• **What to produce**: Without including the pictures, copy out every line below.

- - - -

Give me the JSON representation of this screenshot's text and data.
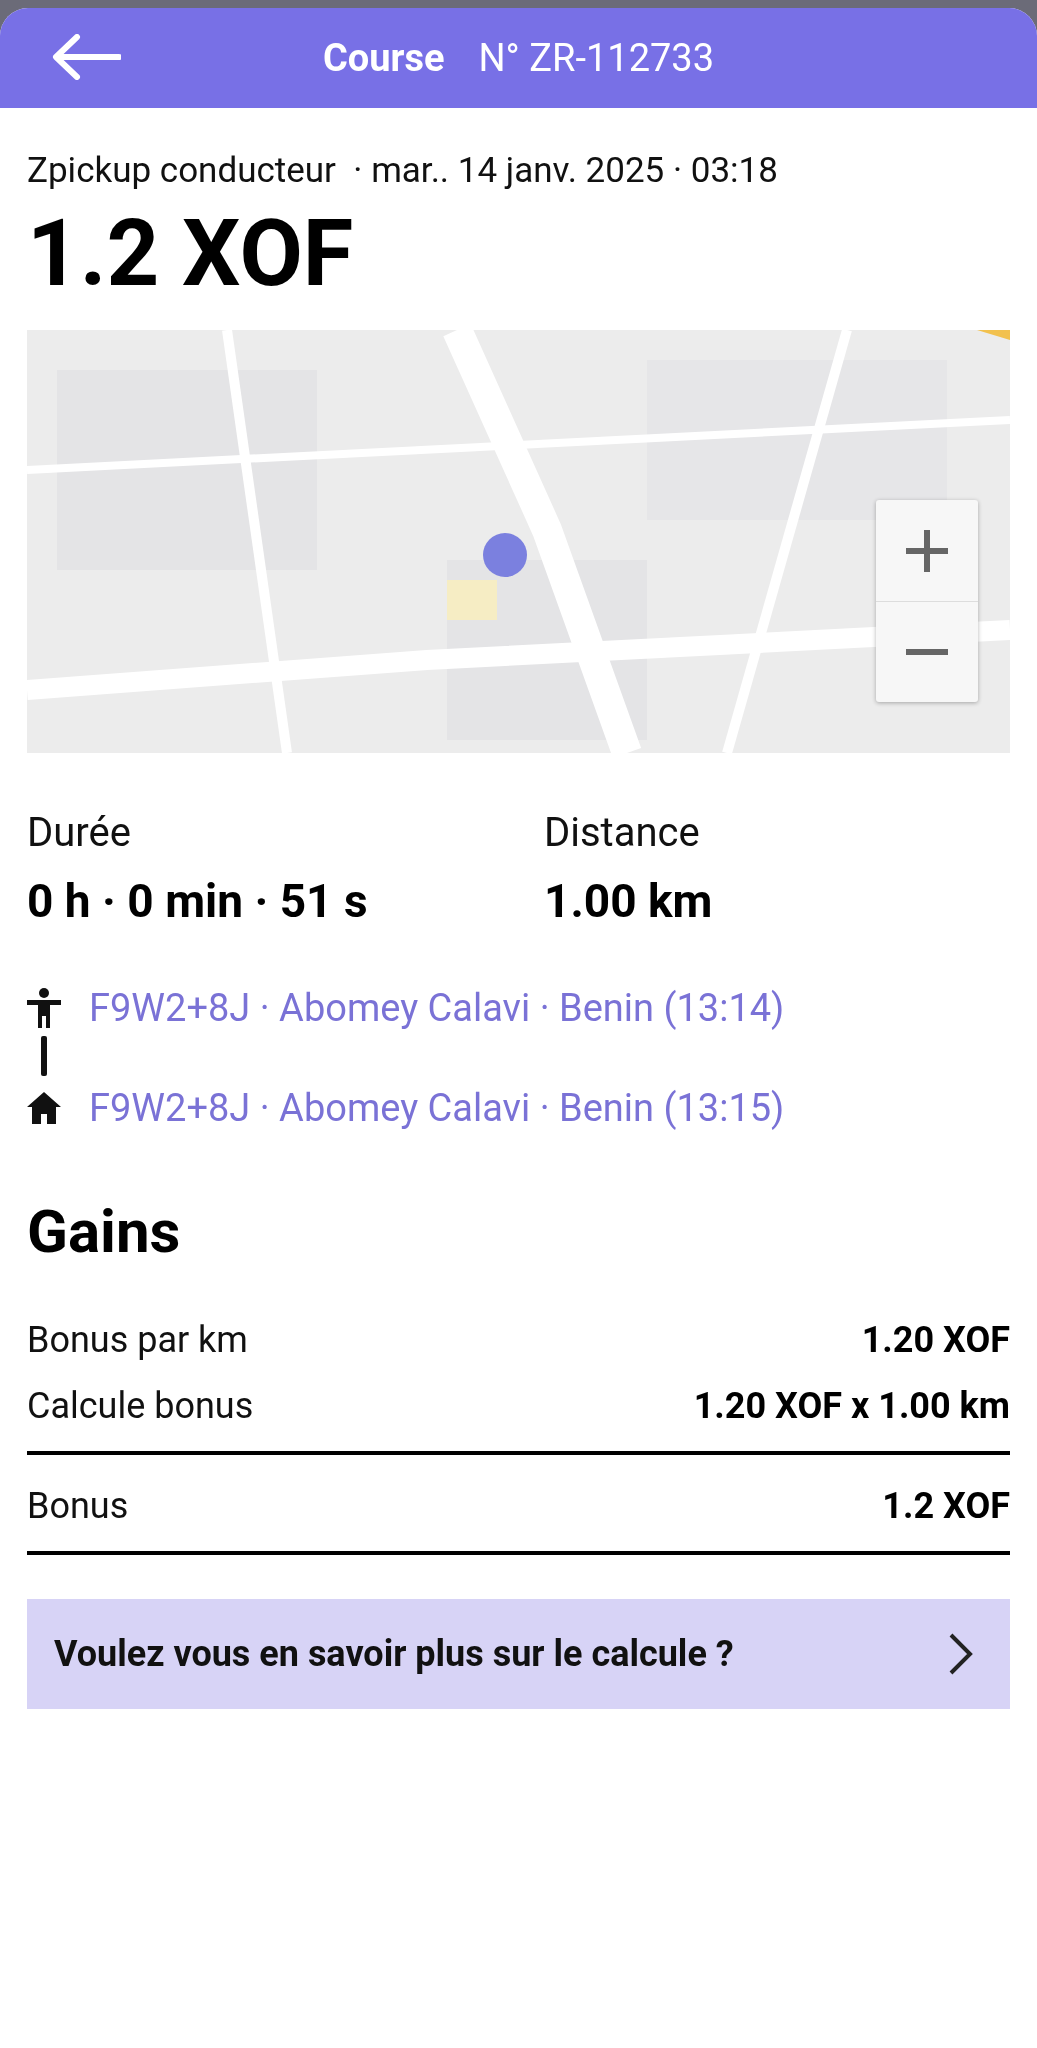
{
  "header": {
    "title": "Course",
    "number": "N° ZR-112733"
  },
  "meta": "Zpickup conducteur  · mar.. 14 janv. 2025 · 03:18",
  "price": "1.2 XOF",
  "stats": [
    {
      "label": "Durée",
      "value": "0 h · 0 min · 51 s"
    },
    {
      "label": "Distance",
      "value": "1.00 km"
    }
  ],
  "route": [
    {
      "kind": "pickup",
      "address": "F9W2+8J · Abomey Calavi · Benin (13:14)"
    },
    {
      "kind": "dropoff",
      "address": "F9W2+8J · Abomey Calavi · Benin (13:15)"
    }
  ],
  "gains": {
    "title": "Gains",
    "rows": [
      {
        "label": "Bonus par km",
        "value": "1.20 XOF",
        "divider_after": false
      },
      {
        "label": "Calcule bonus",
        "value": "1.20 XOF x 1.00 km",
        "divider_after": true
      },
      {
        "label": "Bonus",
        "value": "1.2 XOF",
        "divider_after": true
      }
    ]
  },
  "info_button": "Voulez vous en savoir plus sur le calcule ?"
}
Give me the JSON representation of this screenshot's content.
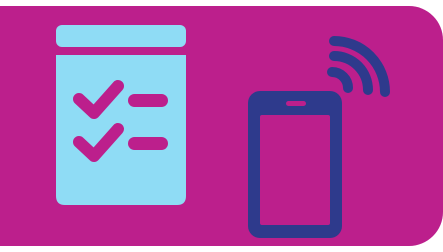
{
  "illustration": {
    "background_color": "#bc1f8c",
    "page_color": "#ffffff",
    "checklist": {
      "icon": "checklist-icon",
      "color": "#8fdcf5",
      "check_rows": 2
    },
    "phone": {
      "icon": "smartphone-icon",
      "color": "#2e3a8c",
      "screen_color": "#bc1f8c"
    },
    "signal": {
      "icon": "wireless-signal-icon",
      "color": "#2e3a8c",
      "arcs": 3
    }
  }
}
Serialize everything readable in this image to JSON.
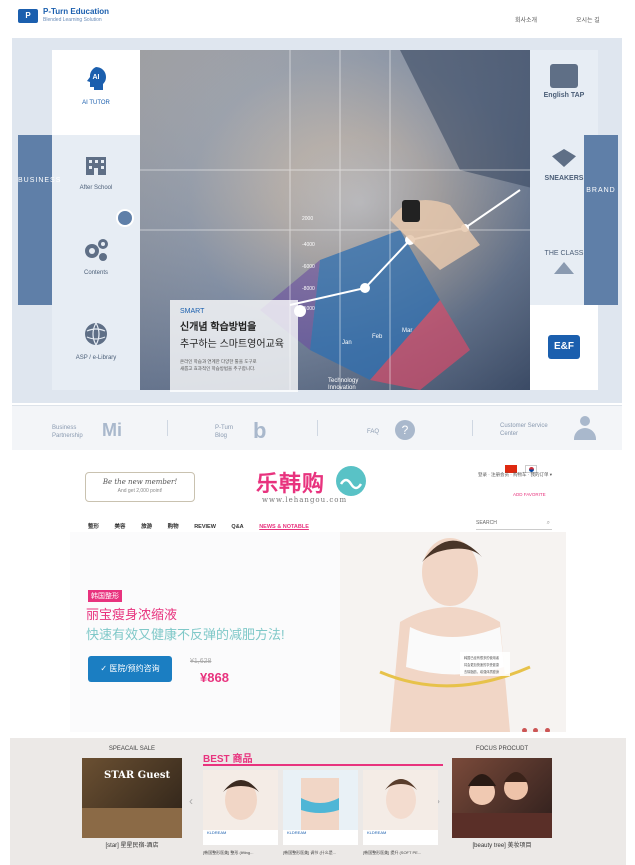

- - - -

• **Result of the task**:
Give me the JSON representation of this screenshot's text and data.
{
  "header": {
    "title": "Course",
    "number": "N° ZR-112733"
  },
  "meta": "Zpickup conducteur  · mar.. 14 janv. 2025 · 03:18",
  "price": "1.2 XOF",
  "stats": [
    {
      "label": "Durée",
      "value": "0 h · 0 min · 51 s"
    },
    {
      "label": "Distance",
      "value": "1.00 km"
    }
  ],
  "route": [
    {
      "kind": "pickup",
      "address": "F9W2+8J · Abomey Calavi · Benin (13:14)"
    },
    {
      "kind": "dropoff",
      "address": "F9W2+8J · Abomey Calavi · Benin (13:15)"
    }
  ],
  "gains": {
    "title": "Gains",
    "rows": [
      {
        "label": "Bonus par km",
        "value": "1.20 XOF",
        "divider_after": false
      },
      {
        "label": "Calcule bonus",
        "value": "1.20 XOF x 1.00 km",
        "divider_after": true
      },
      {
        "label": "Bonus",
        "value": "1.2 XOF",
        "divider_after": true
      }
    ]
  },
  "info_button": "Voulez vous en savoir plus sur le calcule ?"
}
Give me the JSON representation of this screenshot's content.
{
  "illustration": {
    "background_color": "#bc1f8c",
    "page_color": "#ffffff",
    "checklist": {
      "icon": "checklist-icon",
      "color": "#8fdcf5",
      "check_rows": 2
    },
    "phone": {
      "icon": "smartphone-icon",
      "color": "#2e3a8c",
      "screen_color": "#bc1f8c"
    },
    "signal": {
      "icon": "wireless-signal-icon",
      "color": "#2e3a8c",
      "arcs": 3
    }
  }
}
Serialize everything readable in this image to JSON.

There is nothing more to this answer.